In the words of well known stylist Rachel Zoe, “Style is a way to say who you are without having to speak”. Whether we like it or not, our aesthetic goes a long way in communicating components of who we are to the world around us, oftentimes on a very subconscious level. We owe it to ourselves to put our best effort into how we dress. Dressing well relies on you knowing yourself and what you want to convey to others visually. Despite popular belief, tasteful style does not have to be expensive, time consuming or complicated. With smart shopping, dressing well can be exquisitely simple, you just have to figure out what your personal style is.
A lot of developing a personal style that reflects who you are is a process of trial and error. But, the confidence that comes with visually projecting the best version of yourself to the world around you is so satisfying. Here are a few basic tips to streamline your shopping, and help you buy clothing that will really work for you.
1. Fit First. Fit is key.
Top priority with clothing is always fit. You want to shine in your clothing, not be overwhelmed by it. Even an expensive piece of clothing can look bad if it fits wrong, while conversely, “low end” clothing can look fantastic if it fits well.
2. Don’t chase every trend.
Wear what flatters your body type and don’t get too caught up in what’s “trendy”. Not only is dressing very trendily extremely costly, but not every trend flatters every body type, and that is okay. Know yourself, and stick to that.
3. Buy Quality.
A higher price does not always indicate a higher quality. To get the most “bang for your buck” consider the thread count, stitch count, and the fabric content of items prior to purchasing. Fabric contents are always written on a tag somewhere on the clothing. Natural fabrics like real cotton are superior to polyester blends, for example, because polyester blended with other fabrics pills up. If you focus on buying quality items, you’ll spend less money replacing cheaply made clothing.
4. Know when to invest, cover your staples
Everyone’s “staples” vary depending on personal style and needs, but it is important to identify your staples to focus your wardrobe development. Staples should last you a long time, so it is okay to invest in things you will wear again and again. For example, I invested in a black wool coat at age 11 and am still wearing and receiving compliments on it eight years later. Smart shopping pays off.

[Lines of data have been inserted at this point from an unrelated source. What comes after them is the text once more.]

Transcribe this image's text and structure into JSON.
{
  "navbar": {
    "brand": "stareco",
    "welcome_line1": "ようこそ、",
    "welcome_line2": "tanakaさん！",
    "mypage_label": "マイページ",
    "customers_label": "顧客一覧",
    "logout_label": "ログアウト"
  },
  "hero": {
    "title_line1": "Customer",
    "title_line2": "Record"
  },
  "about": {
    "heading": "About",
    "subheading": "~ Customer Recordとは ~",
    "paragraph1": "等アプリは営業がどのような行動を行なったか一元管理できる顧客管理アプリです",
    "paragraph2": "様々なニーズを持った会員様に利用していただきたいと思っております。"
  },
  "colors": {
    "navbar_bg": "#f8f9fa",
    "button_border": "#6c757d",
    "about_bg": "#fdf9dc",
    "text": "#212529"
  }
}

I can’t overemphasize the importance of developing your own eye for style, and not mindlessly dressing with trends. Trends may serve as inspiration and be something you play off of, but they can never be a substitute for a good sense of style. Bottom line is, when it comes to fashion, you do you.

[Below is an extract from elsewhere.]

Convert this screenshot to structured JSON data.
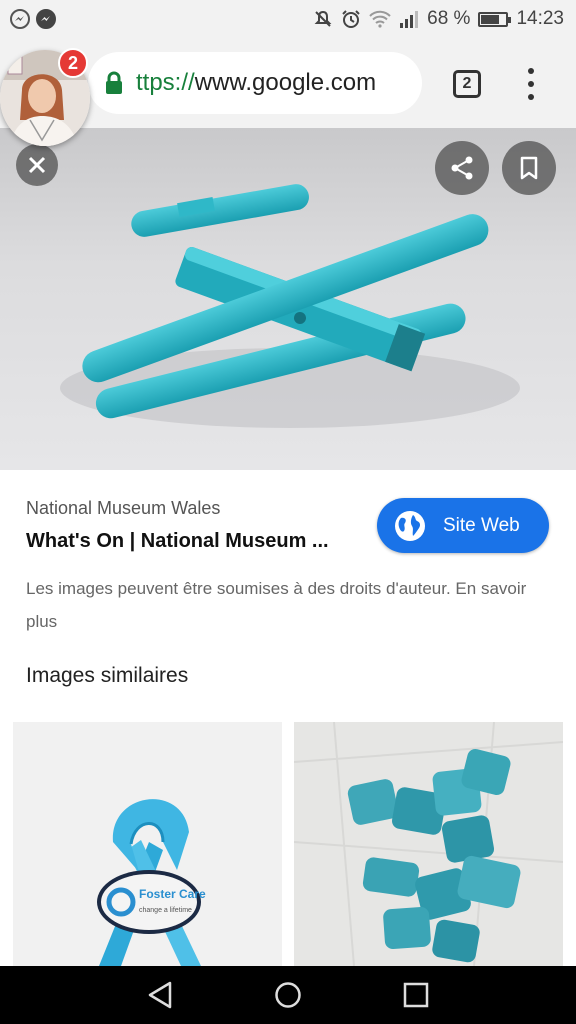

But what if “you do you” doesn’t seem so simple when it comes to clothing? How do you figure out what your personal style is? There’s no easy answer, but a good place to start is to start just by looking. Look through magazines, fashion sites, and lookbooks before you even head into a store. Find people who dress in a way you like and break their look down piece by piece. What do you like about their outfit? How can you achieve a similar look and put your own spin on it? Come up with a list of a few key items you want the most to direct your shopping efforts. Shop deliberately. If you go into a store without a plan of what you want, you will waste money and most likely make random purchases that won’t satisfy you in the long run. Overall, building a wardrobe is a fun process that when a little bit of thought is invested can pay big dividends.